Paris is the capital and most populous city of France. It has an area of 105 square kilometres and a population of 2,229,621 in 2013 within its administrative limits, the agglomeration has grown well beyond the citys administrative limits. By the 17th century, Paris was one of Europes major centres of finance, fashion and the arts, and it retains that position still today. The aire urbaine de Paris, a measure of area, spans most of the Île-de-France region and has a population of 12,405,426. It is therefore the second largest metropolitan area in the European Union after London, the Metropole of Grand Paris was created in 2016, combining the commune and its nearest suburbs into a single area for economic and environmental co-operation. Grand Paris covers 814 square kilometres and has a population of 7 million persons, the Paris Region had a GDP of €624 billion in 2012, accounting for 30.0 percent of the GDP of France and ranking it as one of the wealthiest regions in Europe. The city is a rail and air-transport hub served by two international airports, Paris-Charles de Gaulle and Paris-Orly.
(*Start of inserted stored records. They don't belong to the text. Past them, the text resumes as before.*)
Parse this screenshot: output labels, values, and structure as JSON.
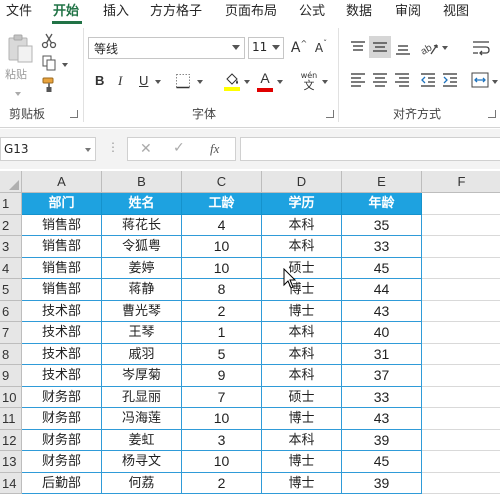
{
  "menu": {
    "tabs": [
      {
        "label": "文件",
        "active": false
      },
      {
        "label": "开始",
        "active": true
      },
      {
        "label": "插入",
        "active": false
      },
      {
        "label": "方方格子",
        "active": false
      },
      {
        "label": "页面布局",
        "active": false
      },
      {
        "label": "公式",
        "active": false
      },
      {
        "label": "数据",
        "active": false
      },
      {
        "label": "审阅",
        "active": false
      },
      {
        "label": "视图",
        "active": false
      }
    ]
  },
  "ribbon": {
    "clipboard": {
      "paste_label": "粘贴",
      "group_label": "剪贴板",
      "icons": [
        "paste-icon",
        "cut-icon",
        "copy-icon",
        "format-painter-icon"
      ]
    },
    "font": {
      "font_name": "等线",
      "font_size": "11",
      "bold_label": "B",
      "italic_label": "I",
      "underline_label": "U",
      "grow_label": "A",
      "shrink_label": "A",
      "font_color_label": "A",
      "phonetic_label": "wén",
      "phonetic_sub": "文",
      "group_label": "字体",
      "fill_color": "#ffff00",
      "font_color": "#e00000"
    },
    "alignment": {
      "group_label": "对齐方式"
    }
  },
  "formula_bar": {
    "name_box": "G13",
    "fx_label": "fx",
    "formula": ""
  },
  "grid": {
    "columns": [
      "A",
      "B",
      "C",
      "D",
      "E",
      "F"
    ],
    "rows": [
      "1",
      "2",
      "3",
      "4",
      "5",
      "6",
      "7",
      "8",
      "9",
      "10",
      "11",
      "12",
      "13",
      "14"
    ],
    "header_fill": "#1ea2e0",
    "table_header": [
      "部门",
      "姓名",
      "工龄",
      "学历",
      "年龄"
    ],
    "table_rows": [
      [
        "销售部",
        "蒋花长",
        "4",
        "本科",
        "35"
      ],
      [
        "销售部",
        "令狐粤",
        "10",
        "本科",
        "33"
      ],
      [
        "销售部",
        "姜婷",
        "10",
        "硕士",
        "45"
      ],
      [
        "销售部",
        "蒋静",
        "8",
        "博士",
        "44"
      ],
      [
        "技术部",
        "曹光琴",
        "2",
        "博士",
        "43"
      ],
      [
        "技术部",
        "王琴",
        "1",
        "本科",
        "40"
      ],
      [
        "技术部",
        "戚羽",
        "5",
        "本科",
        "31"
      ],
      [
        "技术部",
        "岑厚菊",
        "9",
        "本科",
        "37"
      ],
      [
        "财务部",
        "孔显丽",
        "7",
        "硕士",
        "33"
      ],
      [
        "财务部",
        "冯海莲",
        "10",
        "博士",
        "43"
      ],
      [
        "财务部",
        "姜虹",
        "3",
        "本科",
        "39"
      ],
      [
        "财务部",
        "杨寻文",
        "10",
        "博士",
        "45"
      ],
      [
        "后勤部",
        "何荔",
        "2",
        "博士",
        "39"
      ]
    ]
  }
}
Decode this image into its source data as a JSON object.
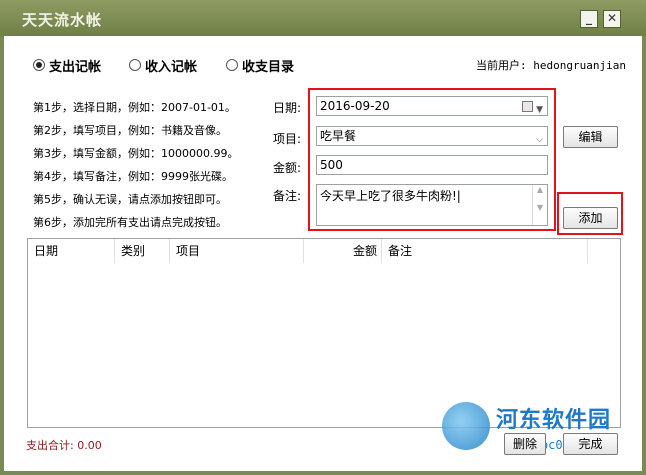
{
  "window": {
    "title": "天天流水帐",
    "minimize": "_",
    "close": "✕"
  },
  "tabs": [
    {
      "label": "支出记帐",
      "selected": true
    },
    {
      "label": "收入记帐",
      "selected": false
    },
    {
      "label": "收支目录",
      "selected": false
    }
  ],
  "current_user": "当前用户: hedongruanjian",
  "steps": [
    "第1步，选择日期，例如：2007-01-01。",
    "第2步，填写项目，例如：书籍及音像。",
    "第3步，填写金额，例如：1000000.99。",
    "第4步，填写备注，例如：9999张光碟。",
    "第5步，确认无误，请点添加按钮即可。",
    "第6步，添加完所有支出请点完成按钮。"
  ],
  "form": {
    "date_label": "日期:",
    "date_value": "2016-09-20",
    "item_label": "项目:",
    "item_value": "吃早餐",
    "amount_label": "金额:",
    "amount_value": "500",
    "note_label": "备注:",
    "note_value": "今天早上吃了很多牛肉粉!|"
  },
  "buttons": {
    "edit": "编辑",
    "add": "添加",
    "delete": "删除",
    "finish": "完成"
  },
  "table": {
    "columns": [
      "日期",
      "类别",
      "项目",
      "金额",
      "备注"
    ]
  },
  "total": "支出合计: 0.00",
  "watermark": {
    "main": "河东软件园",
    "url": "www.pc0359.cn"
  },
  "colors": {
    "titlebar": "#7a8a53",
    "highlight": "#e3131b",
    "total_text": "#8b1a1a",
    "watermark": "#1f78c8"
  }
}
Opened in 1900, the subway system, the Paris Métro. It is the second busiest metro system in Europe after Moscow Metro, Paris Gare du Nord is the busiest railway station in the world outside of Japan, with 262 millions passengers in 2015. In 2015, Paris received 22.2 million visitors, making it one of the top tourist destinations. The association football club Paris Saint-Germain and the rugby union club Stade Français are based in Paris, the 80, 000-seat Stade de France, built for the 1998 FIFA World Cup, is located just north of Paris in the neighbouring commune of Saint-Denis. Paris hosts the annual French Open Grand Slam tennis tournament on the red clay of Roland Garros, Paris hosted the 1900 and 1924 Summer Olympics and is bidding to host the 2024 Summer Olympics. The name Paris is derived from its inhabitants, the Celtic Parisii tribe. Thus, though written the same, the name is not related to the Paris of Greek mythology. In the 1860s, the boulevards and streets of Paris were illuminated by 56,000 gas lamps, since the late 19th century, Paris has been known as Panam in French slang.
Inhabitants are known in English as Parisians and in French as Parisiens and they are pejoratively called Parigots. The Parisii, a sub-tribe of the Celtic Senones, inhabited the Paris area from around the middle of the 3rd century BC. One of the areas major north-south trade routes crossed the Seine on the île de la Cité, this place of land and water trade routes gradually became a town
The Walls of Malapaga
The Walls of Malapaga, is a 1949 Franco-Italian film co-production made by Francinex and Italia Produzione. It was directed by René Clément and produced by Alfredo Guarini from a screenplay by Cesare Zavattini, Suso Cecchi dAmico and Alfredo Guarini adapted by Jean Aurenche, the music score was by Roman Vlad and the cinematography by Louis Page. The film stars Jean Gabin and Isa Miranda, Gabin is a French criminal, Pierre Arrignon, on the run who finds himself in Genoa and falls in love with a local girl, Marta Manfredini. The film is set in Italy but the dialogue is primarily in French, the Walls of Malapaga at the Internet Movie Database